  • An ARTEL artisan hand-engraves a Horse double old fashioned glass, skillfully transforming the basic template marks into a finely detailed freehand image.

  • An ARTEL artisan hand-engraves a Horse double old fashioned glass, skillfully transforming the basic template marks into a finely detailed freehand image.

  • Applied guideline dots create a template for the artisan to follow while engraving the Horse motif.

  • Our engravers work station and wheels. Wheels are changed throughout the engraving process to enhance details of the motif. This work station by, Spatzier, dates back to 1937 – they just don’t make like that anymore!

For the next installment in our series of posts focusing on ARTEL’s production techniques, we turn to the truly fascinating – and really difficult – art of engraving.


First developed in the mid-1500s, engraving is the practice of etching designs onto a glass surface using a variety of diamond and stone grinding wheels. During the entire process, a stream of water sprays onto the engraving surface (to keep the grinding wheels from getting too hot), making it quite difficult to see the marks as they are being made. Remarkably, our engraving artists execute each piece freehand (using only basic templates to guide their etching), which means that no two ARTEL pieces are ever exactly alike.


The photos below illustrate the process in more detail:


Applying guideline dots from a template.


The dots are guidelines for the freehand engraving of the motif (in this case, Verdure).

While engraving, the artisans use a reference drawing (seen in this photo) for information on how to depict specific details.


An ARTEL engraver at work.


Water is piped through a tube onto the engraving surface to keep the cutting wheels from getting too hot.


Night Owl bedside decanter tops marked up with guidelines for engraving.


An ARTEL artisan hand-engraves a Night Owl bedside decanter, skillfully transforming the basic template marks into a finely detailed freehand image.


As these photos illustrate, engraving crystal glassware entirely by hand is an incredibly time consuming, labor-intensive process. In fact, some of our more intricately engraved pieces, such as the Woodland bowl, require as much as 48 hours of work to complete!


Other ARTEL motifs that feature particularly detailed engraving include Jungle Deco, Poe, and Cabinet of Curiosities. And, as we mentioned recently, our engravers are even capable of rendering amazingly accurate depictions of our clients’ dogs, horses, and even cows!

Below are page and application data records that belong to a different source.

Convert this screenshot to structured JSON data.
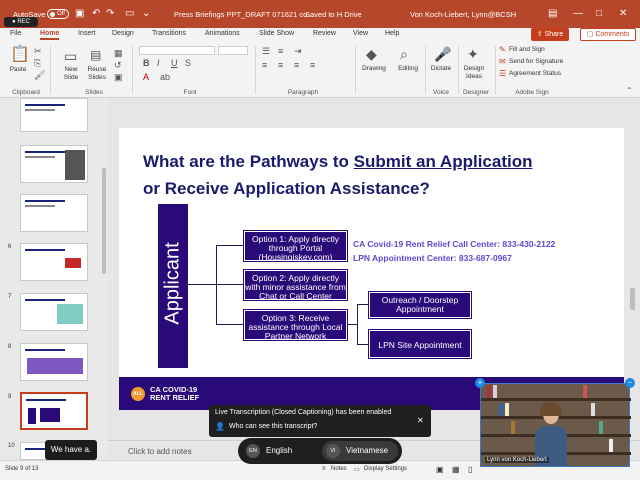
{
  "titlebar": {
    "autosave_label": "AutoSave",
    "autosave_state": "Off",
    "rec_label": "REC",
    "document_title": "Press Briefings PPT_DRAFT 071621 co...",
    "save_status": "Saved to H Drive",
    "user_name": "Von Koch-Liebert, Lynn@BCSH"
  },
  "menu": {
    "tabs": [
      "File",
      "Home",
      "Insert",
      "Design",
      "Transitions",
      "Animations",
      "Slide Show",
      "Review",
      "View",
      "Help"
    ],
    "active_tab": "Home",
    "share_label": "Share",
    "comments_label": "Comments"
  },
  "ribbon": {
    "paste_label": "Paste",
    "new_slide_label": "New Slide",
    "reuse_slides_label": "Reuse Slides",
    "drawing_label": "Drawing",
    "editing_label": "Editing",
    "dictate_label": "Dictate",
    "design_ideas_label": "Design Ideas",
    "fill_sign_label": "Fill and Sign",
    "send_signature_label": "Send for Signature",
    "agreement_status_label": "Agreement Status",
    "groups": {
      "clipboard": "Clipboard",
      "slides": "Slides",
      "font": "Font",
      "paragraph": "Paragraph",
      "voice": "Voice",
      "designer": "Designer",
      "adobe_sign": "Adobe Sign"
    }
  },
  "thumbnails": [
    {
      "num": "",
      "selected": false
    },
    {
      "num": "",
      "selected": false
    },
    {
      "num": "",
      "selected": false
    },
    {
      "num": "6",
      "selected": false
    },
    {
      "num": "7",
      "selected": false
    },
    {
      "num": "8",
      "selected": false
    },
    {
      "num": "9",
      "selected": true
    },
    {
      "num": "10",
      "selected": false
    }
  ],
  "slide": {
    "title_part1": "What are the Pathways to ",
    "title_underlined": "Submit an Application",
    "title_part2": "or Receive Application Assistance?",
    "applicant_label": "Applicant",
    "option1": "Option 1: Apply directly through Portal (Housingiskey.com)",
    "option2": "Option 2: Apply directly with minor assistance from Chat or Call Center",
    "option3": "Option 3: Receive assistance through Local Partner Network",
    "call_center": "CA Covid-19 Rent Relief Call Center: 833-430-2122",
    "lpn_center": "LPN Appointment Center: 833-687-0967",
    "outreach": "Outreach / Doorstep Appointment",
    "lpn_site": "LPN Site Appointment",
    "logo_badge": "ALL",
    "logo_line1": "CA COVID-19",
    "logo_line2": "RENT RELIEF"
  },
  "notes": {
    "placeholder": "Click to add notes"
  },
  "status": {
    "slide_position": "Slide 9 of 13",
    "notes_label": "Notes",
    "display_settings_label": "Display Settings"
  },
  "captions": {
    "live_caption": "We have a."
  },
  "toast": {
    "title": "Live Transcription (Closed Captioning) has been enabled",
    "question": "Who can see this transcript?"
  },
  "languages": [
    {
      "code": "EN",
      "label": "English"
    },
    {
      "code": "VI",
      "label": "Vietnamese"
    }
  ],
  "video": {
    "participant_name": "Lynn von Koch-Liebert"
  },
  "colors": {
    "accent": "#b7472a",
    "slide_purple": "#2a0a78",
    "info_text": "#5a4bd0"
  }
}
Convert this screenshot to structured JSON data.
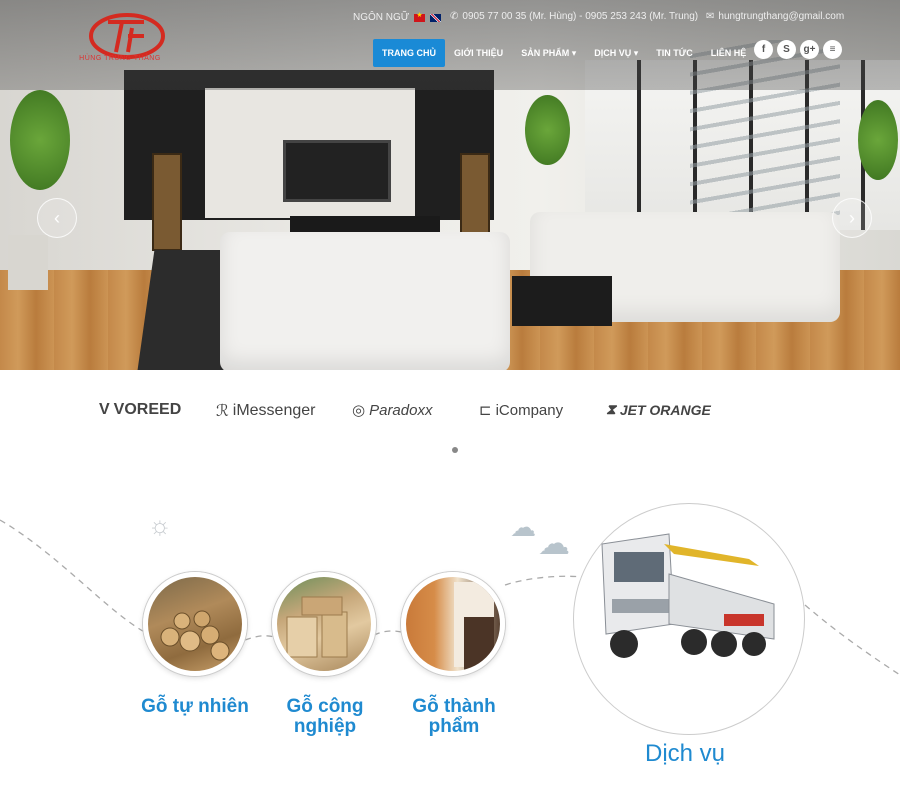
{
  "header": {
    "logo_text": "HÙNG TRUNG THẮNG",
    "language_label": "NGÔN NGỮ",
    "phone": "0905 77 00 35 (Mr. Hùng) - 0905 253 243 (Mr. Trung)",
    "email": "hungtrungthang@gmail.com"
  },
  "nav": {
    "items": [
      {
        "label": "TRANG CHỦ"
      },
      {
        "label": "GIỚI THIỆU"
      },
      {
        "label": "SẢN PHẨM ▾"
      },
      {
        "label": "DỊCH VỤ ▾"
      },
      {
        "label": "TIN TỨC"
      },
      {
        "label": "LIÊN HỆ"
      }
    ],
    "accent_color": "#1a8ad6"
  },
  "social": [
    "f",
    "S",
    "g+",
    "≡"
  ],
  "hero": {
    "prev_icon": "‹",
    "next_icon": "›"
  },
  "partners": [
    {
      "label": "VOREED",
      "icon": "V"
    },
    {
      "label": "iMessenger",
      "icon": "ℛ"
    },
    {
      "label": "Paradoxx",
      "icon": "◎"
    },
    {
      "label": "iCompany",
      "icon": "⊏"
    },
    {
      "label": "JET ORANGE",
      "icon": "⧗"
    }
  ],
  "services": [
    {
      "label": "Gỗ tự nhiên"
    },
    {
      "label": "Gỗ công nghiệp"
    },
    {
      "label": "Gỗ thành phẩm"
    }
  ],
  "featured_service": {
    "label": "Dịch vụ"
  }
}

Car to view a short video clip of our artisan in action – engraving our Horse motif? Of course you do.


 For more information on all of our production techniques – along with some great vintage photos of glass artisans practicing their craft – click here.